There is no question that the political and security implications of the test are huge and almost entirely negative. The technical implications are more mixed; the technical significance of the test is somewhat less than meets the eye.
A decision to trim a tree in the Korean demilitarized zone in 1976 escalated into a threat to use nuclear weapons. After a fatal skirmish between U.S. and North Korean border guards, U.S. forces in the region were placed on heightened alert (DEFCON 3) and nuclear forces were deployed to signal preparations for an attack on North Korea. The North Koreans did not interfere with the tree trimming again, so the threat must have worked, the Pentagon concluded.
Thirty years later, North Korea has probably developed nuclear weapons and is trying to develop long-range ballistic missiles to threaten you-know-who, and the United States has ventured into a multi-billion dollar effort to build a missile defense system and a “New Triad” to better dissuade, deter, and defeat North Korea and other “rogue” states.
So, did the threat work?
The “tree-trimming incident,” as the U.S.-North Korean scuffle has come to be known, and other examples of using nuclear threats are described in the article “Nuclear Threats Then And Now” in the Bulletin of the Atomic Scientists.
View Article | Korea Background | Global Strike Mission
China has test launched a DF-31 long-range ballistic missile, according to a report by the Russian news agency ITAR-TASS. The missile was said to have been launched from the Wuzhai launch site on Monday night.
The DF-31 has been under development since the 1980s and Monday’s flight test appears to be the sixth flight test of the missile since 1999. The U.S. Department of Defense predicted in 2002 that the DF-31 would be deployed “before mid-decade,” but that didn’t happen. The current DOD prediction is that deployment may happen this year. Some web sites erroneously say the missile is already operational.
The DF-31 forms the core of China’s current modernization of long-range nuclear ballistic missiles. Two modifications of the DF-31 are under development. The road-mobile DF-31A has a longer range (possibly up to 12,000 km), and the 8,000+ km range Julang-2 is intended to arm China’s next generation of ballistic missile submarines (Jin-class).

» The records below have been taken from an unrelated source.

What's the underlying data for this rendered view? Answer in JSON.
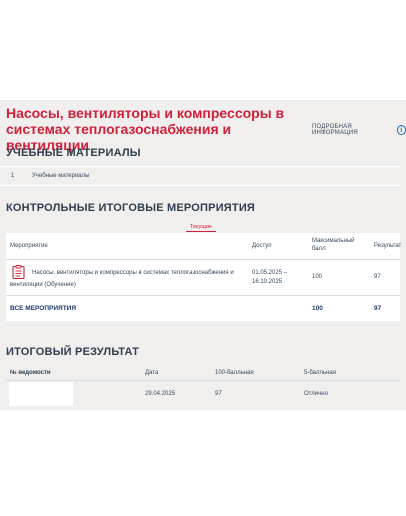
{
  "course": {
    "title": "Насосы, вентиляторы и компрессоры в системах теплогазоснабжения и вентиляции",
    "more_info": "ПОДРОБНАЯ ИНФОРМАЦИЯ",
    "info_glyph": "i"
  },
  "materials": {
    "title": "УЧЕБНЫЕ МАТЕРИАЛЫ",
    "items": [
      {
        "num": "1",
        "label": "Учебные материалы"
      }
    ]
  },
  "events": {
    "title": "КОНТРОЛЬНЫЕ ИТОГОВЫЕ МЕРОПРИЯТИЯ",
    "tab": "Текущие",
    "columns": {
      "event": "Мероприятие",
      "access": "Доступ",
      "max": "Максимальный балл",
      "result": "Результат"
    },
    "rows": [
      {
        "name": "Насосы, вентиляторы и компрессоры в системах теплогазоснабжения и вентиляции (Обучение)",
        "access": "01.05.2025 – 16.10.2025",
        "max": "100",
        "result": "97",
        "icon": "document-list-icon"
      }
    ],
    "total": {
      "label": "ВСЕ МЕРОПРИЯТИЯ",
      "max": "100",
      "result": "97"
    }
  },
  "final": {
    "title": "ИТОГОВЫЙ РЕЗУЛЬТАТ",
    "columns": {
      "statement": "№ ведомости",
      "date": "Дата",
      "score100": "100-балльная",
      "score5": "5-балльная"
    },
    "rows": [
      {
        "statement": "",
        "date": "29.04.2025",
        "score100": "97",
        "score5": "Отлично"
      }
    ]
  },
  "colors": {
    "accent_red": "#d0203a",
    "heading": "#2c3e50",
    "link_blue": "#2a6fb5",
    "panel_bg": "#f0efee"
  }
}
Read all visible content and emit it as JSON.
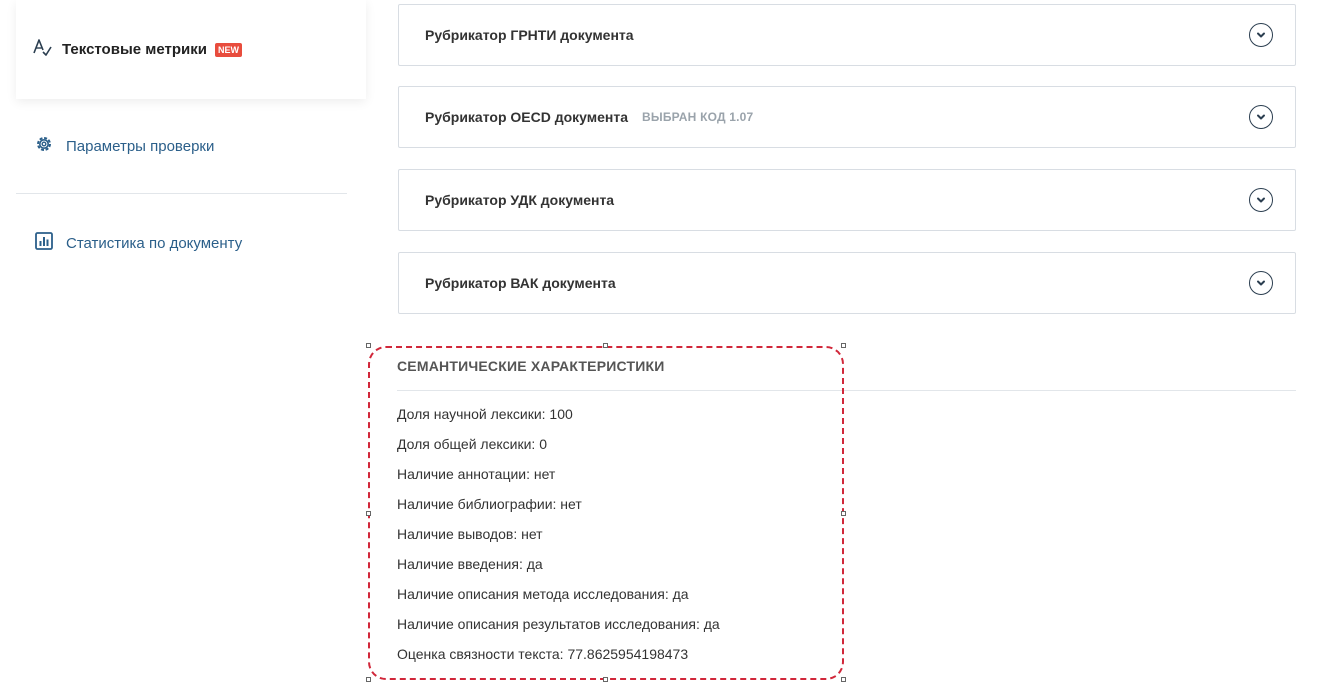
{
  "sidebar": {
    "active_item": {
      "label": "Текстовые метрики",
      "badge": "NEW",
      "icon": "text-metrics-icon"
    },
    "items": [
      {
        "label": "Параметры проверки",
        "icon": "gear-icon"
      },
      {
        "label": "Статистика по документу",
        "icon": "bar-chart-icon"
      }
    ]
  },
  "panels": [
    {
      "title": "Рубрикатор ГРНТИ документа",
      "code": ""
    },
    {
      "title": "Рубрикатор OECD документа",
      "code": "ВЫБРАН КОД 1.07"
    },
    {
      "title": "Рубрикатор УДК документа",
      "code": ""
    },
    {
      "title": "Рубрикатор ВАК документа",
      "code": ""
    }
  ],
  "semantic": {
    "heading": "СЕМАНТИЧЕСКИЕ ХАРАКТЕРИСТИКИ",
    "items": [
      "Доля научной лексики: 100",
      "Доля общей лексики: 0",
      "Наличие аннотации: нет",
      "Наличие библиографии: нет",
      "Наличие выводов: нет",
      "Наличие введения: да",
      "Наличие описания метода исследования: да",
      "Наличие описания результатов исследования: да",
      "Оценка связности текста: 77.8625954198473"
    ]
  },
  "colors": {
    "link": "#2b5f8a",
    "badge": "#e84c3d",
    "selection": "#d1273a",
    "muted": "#9aa3ab"
  }
}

There is considerable confusion and uncertainty about the capability of the DF-31. Early reports predicted a range of at least 8,000 km (4,875 miles), but the latest DOD estimate is 7,250+ km (4,500+ miles). China has not yet tested the DF-31 to the full range reported by the DOD. Tuesday’s test launch impacted in the Takla Makan Desert some 2,500 km west of Wuzhai. If the range is 7,250+, the DF-31 will not be able to target the entire continental United States, only the most northwestern parts. Its main role may be against Russia, India, as well as U.S. facilities in the Pacific including Hawaii and Guam.
Another confusion concerns the payload. Despite widespread speculation among private analysts and media that the new missiles will carry multiple warheads, the U.S. intelligence community anticipates that all three missile types will carry a single warhead each.
Later this month (September), FAS and the Natural Resources Defense Council will publish a joint report about Chinese nuclear forces and U.S. nuclear targeting of China. The report uses high-resolution satellite images and declassified documents to describe the nuclear relationship between China and the United States.
See also: Elusive Chinese Submarine Cave Spotted | Nuclear Notebook on Chinese Nuclear Forces